* **Items from an interface collection**:
****
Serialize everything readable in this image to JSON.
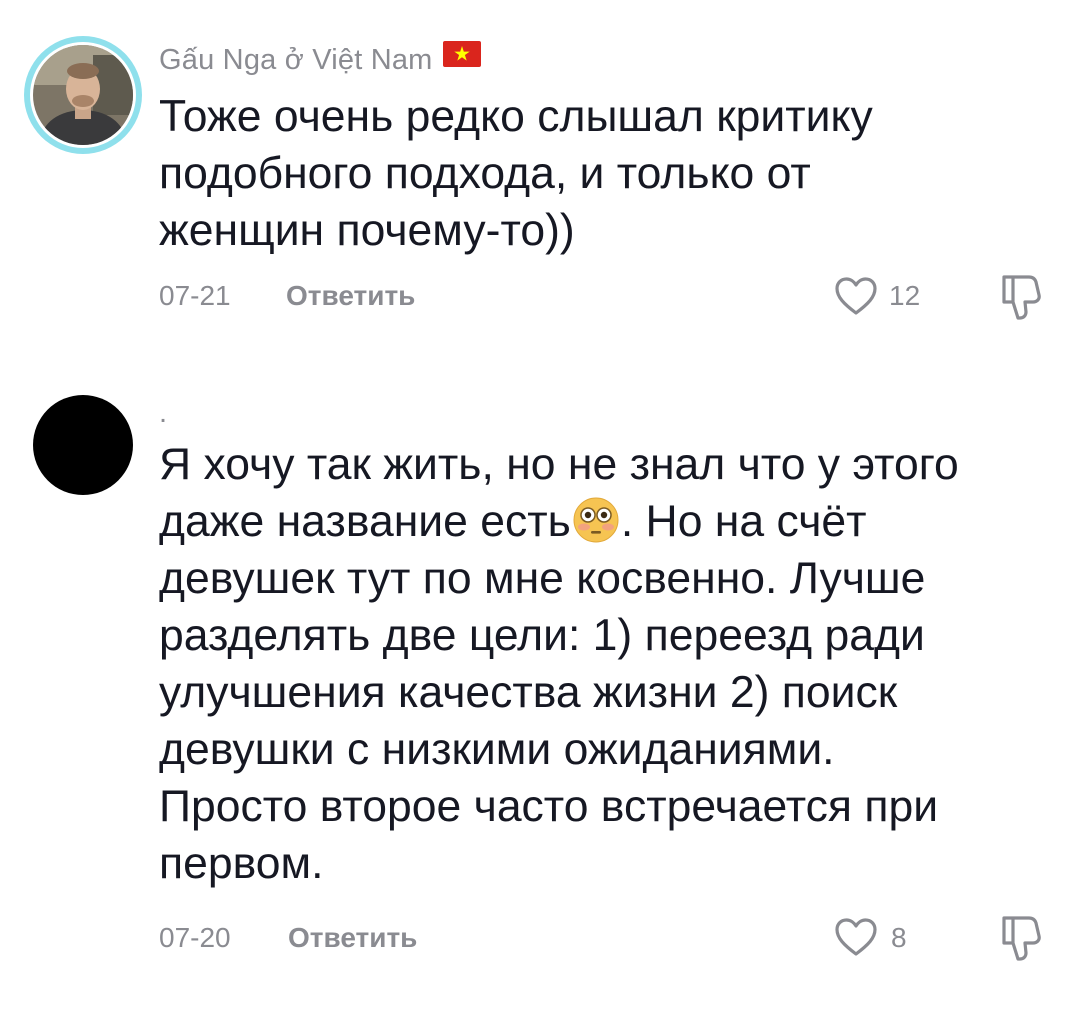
{
  "comments": [
    {
      "username": "Gấu Nga ở Việt Nam",
      "flag": "vietnam-flag",
      "text": "Тоже очень редко слышал критику\nподобного подхода, и только от\nженщин почему-то))",
      "date": "07-21",
      "reply_label": "Ответить",
      "likes": "12"
    },
    {
      "username": ".",
      "text_part1": "Я хочу так жить, но не знал что у этого\nдаже название есть",
      "emoji": "flushed-face-emoji",
      "text_part2": ". Но на счёт\nдевушек тут по мне косвенно. Лучше\nразделять две цели: 1) переезд ради\nулучшения качества жизни 2) поиск\nдевушки с низкими ожиданиями.\nПросто второе часто встречается при\nпервом.",
      "date": "07-20",
      "reply_label": "Ответить",
      "likes": "8"
    }
  ],
  "colors": {
    "text": "#161823",
    "muted": "#8a8b91",
    "avatar_ring": "#8fe0ec",
    "flag_red": "#da251d",
    "flag_yellow": "#ffff00"
  }
}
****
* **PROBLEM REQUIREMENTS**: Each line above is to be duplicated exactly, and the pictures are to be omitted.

* **WRITTEN REPLY**:
Serialize everything readable in this image to JSON.
{
  "comments": [
    {
      "username": "Gấu Nga ở Việt Nam",
      "flag": "vietnam-flag",
      "text": "Тоже очень редко слышал критику\nподобного подхода, и только от\nженщин почему-то))",
      "date": "07-21",
      "reply_label": "Ответить",
      "likes": "12"
    },
    {
      "username": ".",
      "text_part1": "Я хочу так жить, но не знал что у этого\nдаже название есть",
      "emoji": "flushed-face-emoji",
      "text_part2": ". Но на счёт\nдевушек тут по мне косвенно. Лучше\nразделять две цели: 1) переезд ради\nулучшения качества жизни 2) поиск\nдевушки с низкими ожиданиями.\nПросто второе часто встречается при\nпервом.",
      "date": "07-20",
      "reply_label": "Ответить",
      "likes": "8"
    }
  ],
  "colors": {
    "text": "#161823",
    "muted": "#8a8b91",
    "avatar_ring": "#8fe0ec",
    "flag_red": "#da251d",
    "flag_yellow": "#ffff00"
  }
}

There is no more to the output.